Brayford Pool: Lincoln’s beating heart

Brayford Pool is very much one of the most dynamic parts of modern Lincoln, rising from the ashes of its post-industrial decline to become a vibrant and bustling hotspot.

With the new arrival into our city of scores of new residents over the past weeks, in the form of students, I thought it would be pertinent to introduce them to a few of the city’s key features and help to explain their heritage and history, with this instalment focusing on the beloved Brayford Pool.

Lincoln has always revolved around its pool. Even before the settlement that we know as Lincoln (or Lindum Colonia to give it its ancient name), archaeological evidence points to houses along its banks. It was the Romans, however, that truly recognised the importance of the body of water and utilised it to the fullest extent.

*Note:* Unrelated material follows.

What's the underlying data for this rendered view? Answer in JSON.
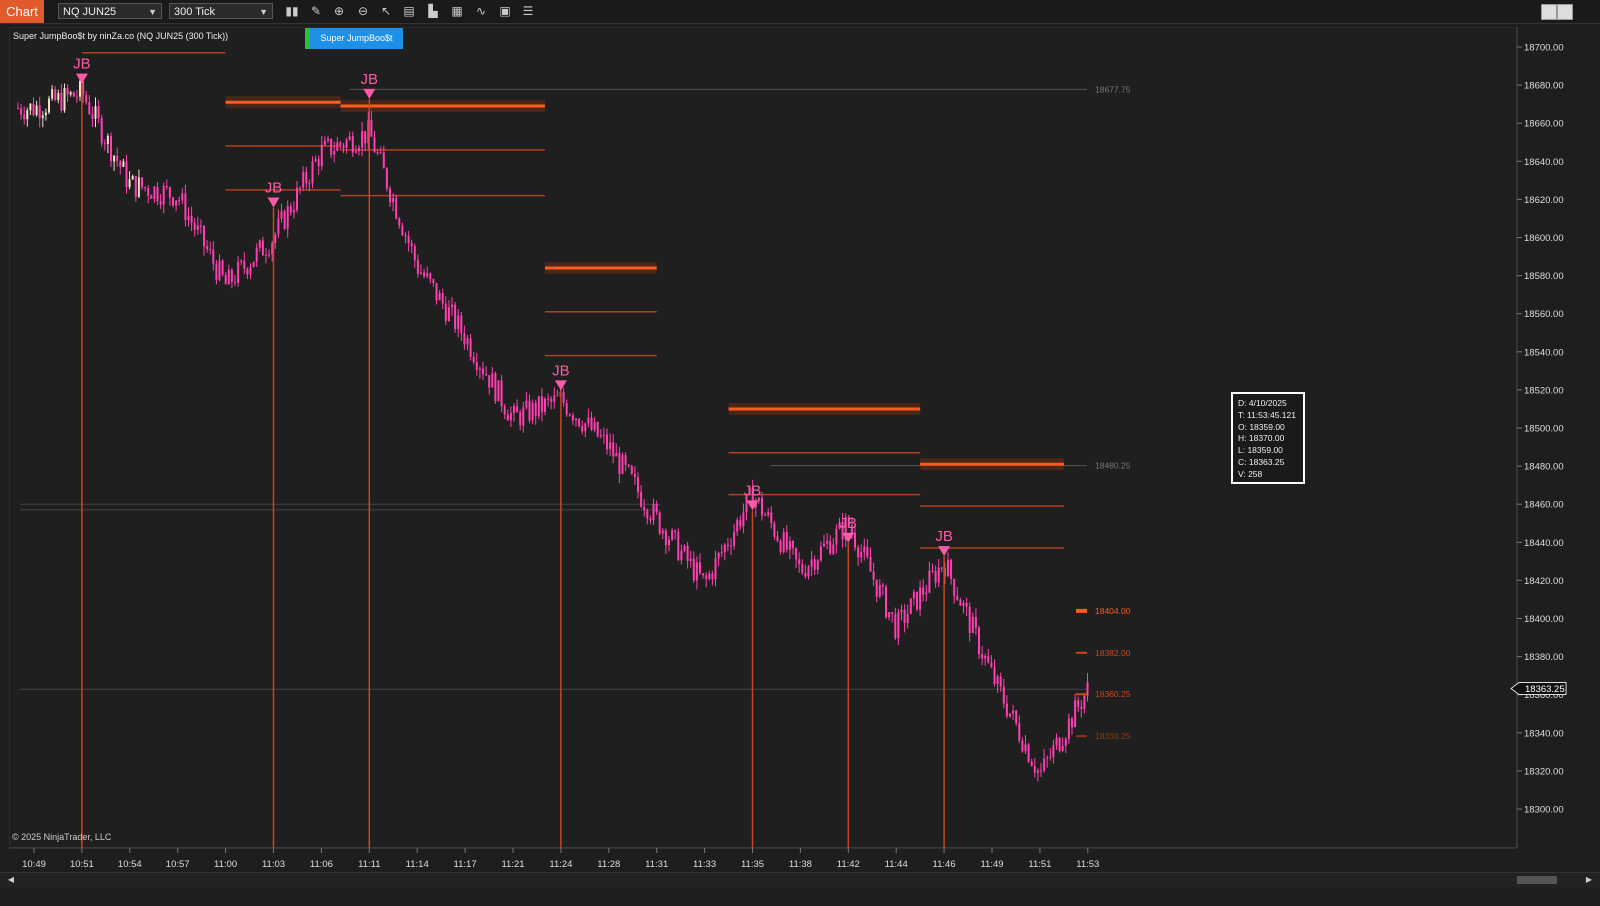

Realising that the location of the pool, just outside the gates of Lincoln, the Romans not only deepened on the pool to create a large inland port with access to the North Sea, but also dug the impressive Foss Dyke to the pool’s west in the third century, linking the River Trent and the settlements in central Britannia to Lincoln and the wider world. This important canal would lead to the impressive rise of Roman Lincoln from colonia to provincial capital by the fourth century.

The departure of the Romans, however, coincided with the decline of the city, as without a strong, unified political system, trade into the pool dramatically decreased, dragging Lincoln down with it. This was to be fairly short-lived though, as by the eighth and ninth centuries Lincoln would again find its pool bustling with trade. The Vikings controlled the area under the Dane’s Law, allowing Lincoln to once again become prosperous as an important trading centre within the greater Norse world.

Photo: Joshua Potter for The Lincolnite

Photo: Joshua Potter for The Lincolnite

This new lease on life for Lincoln and its lake continued into the Anglo-Saxon and later the Norman period, as the importance of its connections with the Trent and the Sea ensured the city again became a regional power, with the wharves exporting its famous wool and the warehouses on the banks storing various goods from throughout the kingdom and beyond. This importance was cemented in charter by Edward I in 1291, making Lincoln a staple town, ensuring that all regional trade must be conducted in the city.

As was seen after the departure of the Romans nearly a millennia before, however, Lincoln and its pool soon found that no matter how great the climb, the fall afterwards was always felt particularly hard. By 1400, Lincoln had lost its title of staple town to Boston, which offered better links to the sea, and soon the pool and the canal which sprang from it fell into deep decline, becoming horribly silted by the 17th century to the point where the Foss Dyke was unnavigable. This would only be fixed by an act of Parliament in 1671, which dredged the river and the canal, improving links to Boston for the region.

This seemingly insignificant decree by Parliament was to have a great effect on the city, leading to the second revival of the Brayford into a mighty inland port. With the rise of the industrial revolution and the difficulties in road travel (due to a tricky combination of highwaymen and general disrepair), there was a dramatic increase in traffic along the waterways of the Midlands and soon freight poured back into Lincoln as its waterfront once again teemed with stores, pubs and the general hustle and bustle of a city going places. This boom continued through the 20th century, but unfortunately for the pool it would be passed by in favour of new technologies.

The arrival of the trains in the 1840s provided direct competition to the waterways as a means of freight transport. To compound difficulties, the Foss Dyke and Witham were in need of dredging again, but as the cost was extremely high, they were leased to the Great Northern Railway who, determined to end the chances of competition, simply allowed them to silt up once more. The end result was that while Lincoln continued to steadily grow as a city, the once great Brayford slowly sunk into disuse and decay. Until by the 1960s its waters were laden with the wrecked hulls of many barges. Full of derelict warehouses, factories, the old train yards and several rough and ready pubs, the future of the Brayford and its waterfront looked bleak. Fanciful plans for filling it in were even mentioned.

Over the last thirty years, however, the area has seen a dramatic overhaul, thanks in no small part to the university, which took over the train depot and maintenance buildings on its south bank. In this period the old has been torn down (with the exception of the Royal William IV pub) and a wide array of eateries, hotels and leisure businesses have taken their places. Within the pool itself is a large marina of pleasure craft and houseboats.

The Brayford has once again been reopened for trade, though now it deals in ideas, education and entertainment. To some in Lincoln, the new waterfront is something out of place, not fitting with the traditional look of the city. Though to many others, including the new students, it is symbolic of the modern, re-energised Lincoln: a city on the up and going places once again. Once again that growth focuses on its pool: once, and now the beating heart of the city.